Q – What do you want people to take away from your work?
My favourite thing is when people tell me that they properly relate to my work, and thank me for it. This is honestly the best feeling in the world. These people are usually masc presenting men, and they normally say it sheepishly, and check that not too many people are looking. Its that, or people tell me they have a male friend that could really benefit from talking to me. I think that’s because I am honest about my shame… I’m still working through it, who isn’t?

I want people to share the journey with me, and feel represented.

But I think that’s what all creative work is about really, it’s just about connection.

I want to connect with my people, because really we are quite invisible.

Q – Our 2nd issue is themed ‘Dream’ can you tell us how you interpreted that?
So, my work pretty much focuses exclusively on real life. Even if it’s fiction, it’s set in the real world. I am very into gritty british drama, so dreamlike ideas rarely come to me. I did realise that I write about daydreaming, sort of, quite a lot.

I write about my trail of consciousness whilst something is happening or whatever. So that’s where this piece came from for me.

I wanted to write something that was from a uniquely working class experience, and explored the mindset of having a mind numbing job. You daydream about what your life could be like.

Sometimes you daydream about having relationships with your coworkers

imagine what it would be like sleeping with them, arguing with them in the supermarket, or stealing all the money from the till and going to Magaluf for a week.

I wanted to celebrate that bit of the daydream people don’t like to admit

and I also wanted to celebrate how working class self expression is attractive – it only ever seems to be fetishised or stolen…

Q – important is it to be able to have a space that you can express yourself as a Bi talent?
My work, to steal something from my mate and collaborator, Lucie Rachel, is where I ‘exercise’ my queerness. It’s where I practise it, it’s where I work things out.

Its my queer playground.

Last year I took the decision to really try and put my work in more visible spaces. I applied for New Creatives, with Rural Media, and got to produce an amazing piece of work and collaborate with some amazing queer creatives, and some lovely allies along the way. You can find my audio work ‘Erasure Island’ on BBC sounds which explores bisexual erasure and other queer themes. Check out Rural Media for opportunities too, I’m really grateful to them for helping me get the story out.

It really makes a difference having a space to share, it kind of implies there is a community around that space.

Any inkling of a community gives bi-sexual people an incredible feeling.

We just want to belong, so thank you to you, for the space, and for what you guys are doing. Let’s all be mates. Follow me on instagram.

Q – If you had one piece of advice for your younger self (looking back now) what would it be and why?
Queer people ask and get asked this a lot. I think that, in a way, shows us how much learning we have to do to become ourselves. I would say
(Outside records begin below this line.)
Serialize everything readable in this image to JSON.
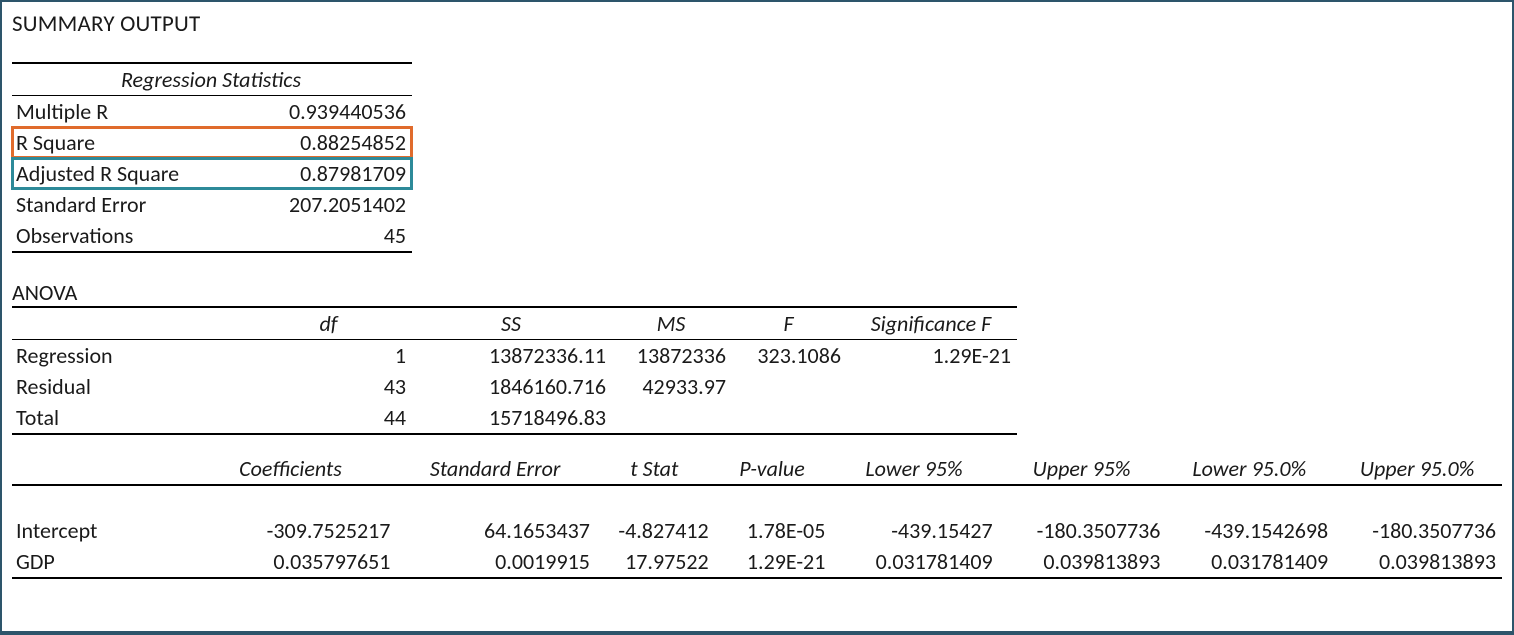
{
  "title": "SUMMARY OUTPUT",
  "regression_statistics": {
    "header": "Regression Statistics",
    "rows": {
      "multiple_r": {
        "label": "Multiple R",
        "value": "0.939440536"
      },
      "r_square": {
        "label": "R Square",
        "value": "0.88254852"
      },
      "adj_r_square": {
        "label": "Adjusted R Square",
        "value": "0.87981709"
      },
      "std_error": {
        "label": "Standard Error",
        "value": "207.2051402"
      },
      "observations": {
        "label": "Observations",
        "value": "45"
      }
    }
  },
  "anova": {
    "title": "ANOVA",
    "headers": {
      "df": "df",
      "ss": "SS",
      "ms": "MS",
      "f": "F",
      "sigf": "Significance F"
    },
    "rows": {
      "regression": {
        "label": "Regression",
        "df": "1",
        "ss": "13872336.11",
        "ms": "13872336",
        "f": "323.1086",
        "sigf": "1.29E-21"
      },
      "residual": {
        "label": "Residual",
        "df": "43",
        "ss": "1846160.716",
        "ms": "42933.97",
        "f": "",
        "sigf": ""
      },
      "total": {
        "label": "Total",
        "df": "44",
        "ss": "15718496.83",
        "ms": "",
        "f": "",
        "sigf": ""
      }
    }
  },
  "coefficients": {
    "headers": {
      "coef": "Coefficients",
      "se": "Standard Error",
      "t": "t Stat",
      "p": "P-value",
      "l95": "Lower 95%",
      "u95": "Upper 95%",
      "l95b": "Lower 95.0%",
      "u95b": "Upper 95.0%"
    },
    "rows": {
      "intercept": {
        "label": "Intercept",
        "coef": "-309.7525217",
        "se": "64.1653437",
        "t": "-4.827412",
        "p": "1.78E-05",
        "l95": "-439.15427",
        "u95": "-180.3507736",
        "l95b": "-439.1542698",
        "u95b": "-180.3507736"
      },
      "gdp": {
        "label": "GDP",
        "coef": "0.035797651",
        "se": "0.0019915",
        "t": "17.97522",
        "p": "1.29E-21",
        "l95": "0.031781409",
        "u95": "0.039813893",
        "l95b": "0.031781409",
        "u95b": "0.039813893"
      }
    }
  }
}
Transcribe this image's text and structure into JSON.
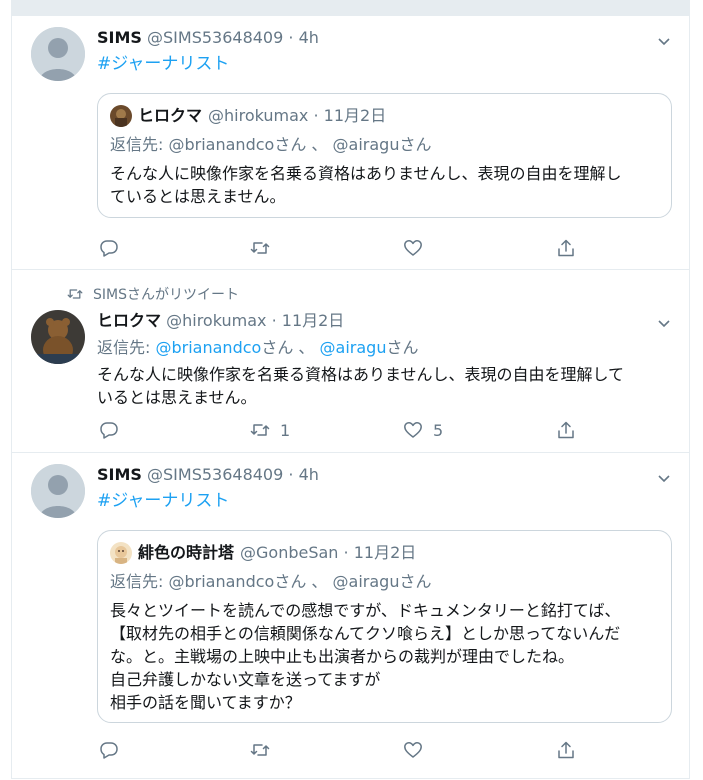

‘Being queer doesn’t make you any less of a man, let go of that.

Stop trying to hold on to love where it isn’t, you deserve the real thing’. I might also say to not buy so many trainers.

Q – If you had to sum up the wonder that is the bi community in one sentence, what would it be?

We are in between, and forever asked to prove it.

Feature image by Gilly on Unsplash

1990s Chris

He / Him | Hereford/Bristol | Retail Shop Manager and Writer/Performer

Instagram | Erasure Island

1990’s Chris was interviewed by Lucy Everett

Written by